Oddly enough, Mary Mary and Warryn decided to keep the ballads and the dance tracks separate. I've already mentioned the first four songs on the album, which are pure gold, and the tempo doesn't really slow much until the eighth track. All of the songs between tracks eight and thirteen (except for one) are slow-to-moderate tempoed ballads. The first of them, "This Love," has an excellent slow groove with a catchy chorus and an interesting keyboard banjo sound propelling the mix. It gets a little repetitive, but you'll likely end up singing along by the end of it. This is followed by "I Try," a classic pop-gospel number in the tradition of CeCe Winans or The Clark Sisters. This one is clearly the album's standout ballad, featuring a beautiful melody and stunning vocal performances from Tina and Erica. I love this song most for its simple acknowledgement of our shortcomings and our need for a Savior. The ballad section of Incredible also features the Stevie Wonder-like "Smiled on Me," about the little blessings God bestows on us every day, and a cover of Stevie Wonder's "You Will Know."
Incredible presents more than an hour's worth of music spanning 15 tracks. I wish the ballads and dance tracks were mixed up a bit and that a few of these songs were cut so Mary Mary could have better developed the album's standout tracks. For example, "So Close" is an okay ballad that's easily forgettable after listening to four other ballads. Likewise, the album's closing dance track, "Happy," feels unnecessary and routine after all the other good dance tracks on the album. Incredible would have ended more powerfully with the second to last track, "Thank You," a knockout gospel-pop song by the Hawkins Singers in the tradition of classic acts such as Andrae Crouch and Commissioned. However, it concludes by transitioning into two minutes of an old recording by the Rev. James Moore performing the same song with his choir — the sound quality is so poor, I wish Mary Mary ended "Thank You" themselves.

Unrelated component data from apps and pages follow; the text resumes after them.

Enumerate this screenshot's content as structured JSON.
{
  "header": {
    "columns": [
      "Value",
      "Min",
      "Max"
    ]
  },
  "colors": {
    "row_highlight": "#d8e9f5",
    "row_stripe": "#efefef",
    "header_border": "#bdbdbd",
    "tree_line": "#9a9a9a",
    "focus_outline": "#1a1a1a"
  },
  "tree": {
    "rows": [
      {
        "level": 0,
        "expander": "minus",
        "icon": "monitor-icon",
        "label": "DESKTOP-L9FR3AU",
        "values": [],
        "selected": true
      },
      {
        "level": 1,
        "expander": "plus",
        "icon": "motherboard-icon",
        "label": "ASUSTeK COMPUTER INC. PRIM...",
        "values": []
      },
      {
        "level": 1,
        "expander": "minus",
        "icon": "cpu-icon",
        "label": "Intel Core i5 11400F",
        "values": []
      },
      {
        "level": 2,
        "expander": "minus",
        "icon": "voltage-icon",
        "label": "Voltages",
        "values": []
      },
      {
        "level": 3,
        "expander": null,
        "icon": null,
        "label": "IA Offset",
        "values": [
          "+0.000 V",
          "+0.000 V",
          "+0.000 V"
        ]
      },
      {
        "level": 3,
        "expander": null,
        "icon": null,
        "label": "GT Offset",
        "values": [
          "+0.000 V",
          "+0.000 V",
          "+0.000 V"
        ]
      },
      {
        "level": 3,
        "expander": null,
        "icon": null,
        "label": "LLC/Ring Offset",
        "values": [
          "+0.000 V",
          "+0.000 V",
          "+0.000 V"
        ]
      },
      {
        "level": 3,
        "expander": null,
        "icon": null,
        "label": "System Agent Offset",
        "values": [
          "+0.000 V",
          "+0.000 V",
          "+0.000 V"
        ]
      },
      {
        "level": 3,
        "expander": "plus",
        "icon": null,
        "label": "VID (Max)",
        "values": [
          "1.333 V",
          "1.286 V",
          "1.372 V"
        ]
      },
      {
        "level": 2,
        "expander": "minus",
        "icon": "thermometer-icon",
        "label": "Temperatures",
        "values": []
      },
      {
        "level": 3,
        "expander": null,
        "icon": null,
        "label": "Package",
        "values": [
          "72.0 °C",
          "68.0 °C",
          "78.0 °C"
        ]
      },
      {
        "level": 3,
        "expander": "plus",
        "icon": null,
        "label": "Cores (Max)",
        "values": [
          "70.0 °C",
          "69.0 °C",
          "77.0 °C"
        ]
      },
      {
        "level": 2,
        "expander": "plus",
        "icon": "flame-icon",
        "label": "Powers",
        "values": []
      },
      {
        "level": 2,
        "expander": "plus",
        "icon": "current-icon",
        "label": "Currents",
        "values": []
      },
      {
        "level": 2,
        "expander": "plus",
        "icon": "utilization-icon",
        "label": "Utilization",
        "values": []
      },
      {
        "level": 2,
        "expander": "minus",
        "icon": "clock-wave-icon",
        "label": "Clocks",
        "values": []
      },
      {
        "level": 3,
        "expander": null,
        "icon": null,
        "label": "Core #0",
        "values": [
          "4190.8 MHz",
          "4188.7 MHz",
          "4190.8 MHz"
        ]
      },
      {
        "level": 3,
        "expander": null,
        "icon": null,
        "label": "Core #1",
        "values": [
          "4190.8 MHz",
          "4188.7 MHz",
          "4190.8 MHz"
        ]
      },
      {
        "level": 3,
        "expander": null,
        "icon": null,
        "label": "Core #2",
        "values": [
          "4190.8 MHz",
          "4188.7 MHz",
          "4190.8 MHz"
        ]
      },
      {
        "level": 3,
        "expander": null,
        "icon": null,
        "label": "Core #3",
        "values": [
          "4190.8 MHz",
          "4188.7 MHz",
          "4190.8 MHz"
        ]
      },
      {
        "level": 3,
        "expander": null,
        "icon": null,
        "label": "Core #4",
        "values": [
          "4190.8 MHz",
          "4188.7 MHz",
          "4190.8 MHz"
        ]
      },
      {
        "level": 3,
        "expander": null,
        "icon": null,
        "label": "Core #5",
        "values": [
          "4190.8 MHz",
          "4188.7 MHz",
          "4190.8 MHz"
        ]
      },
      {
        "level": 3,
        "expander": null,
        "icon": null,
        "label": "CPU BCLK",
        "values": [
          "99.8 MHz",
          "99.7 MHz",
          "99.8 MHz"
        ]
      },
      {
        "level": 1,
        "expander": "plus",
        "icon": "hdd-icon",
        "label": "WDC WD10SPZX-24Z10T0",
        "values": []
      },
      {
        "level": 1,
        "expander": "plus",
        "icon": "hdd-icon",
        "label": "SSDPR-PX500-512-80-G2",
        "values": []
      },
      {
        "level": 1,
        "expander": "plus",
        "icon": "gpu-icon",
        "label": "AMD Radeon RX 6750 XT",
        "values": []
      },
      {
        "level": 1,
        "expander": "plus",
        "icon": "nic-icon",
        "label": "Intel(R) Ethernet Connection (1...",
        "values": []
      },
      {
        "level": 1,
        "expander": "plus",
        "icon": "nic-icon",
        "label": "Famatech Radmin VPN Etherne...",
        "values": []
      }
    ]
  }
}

Much of Incredible's production is strangely simplistic and raw. Some of it's cool in a retro-R&B sort of way, while other songs are just plain irritating. "Lil Girl" is such an encouraging song in its desire to build self-esteem, but the overly simplistic and repetitive drum loop of waterdrops and fingersnaps gets tiresome by the end of the song. Nicole C. Mullen has done much better with similar themes. "Ordinary People," meanwhile, sounds rhythmically awkward, utilizing old synthesizer bass sounds and a clunky rhythm track primarily driven by a simple kick drum, out-of-date handclap effects, and a cowbell. "Hold On" is the most annoying track on the album because of the cacophonous and sloppy use of pitch bend on the backing tracks.
How much will you enjoy Incredible? I don't think it ever manages to upstage recent albums by Destiny's Child, Mary J. Blige, Out of Eden, or Mary Mary's debut for that matter. Yet for every mediocre to bad track on the album, there's at least one or two more that truly shine and demonstrate Mary Mary's true artistic growth. I guess your satisfaction with the album will depend on your tastes and expectations, since the responses thus far are so varied, including mine. Overall, I'd expect a mostly positive response to Incredible — another smash from Mary Mary.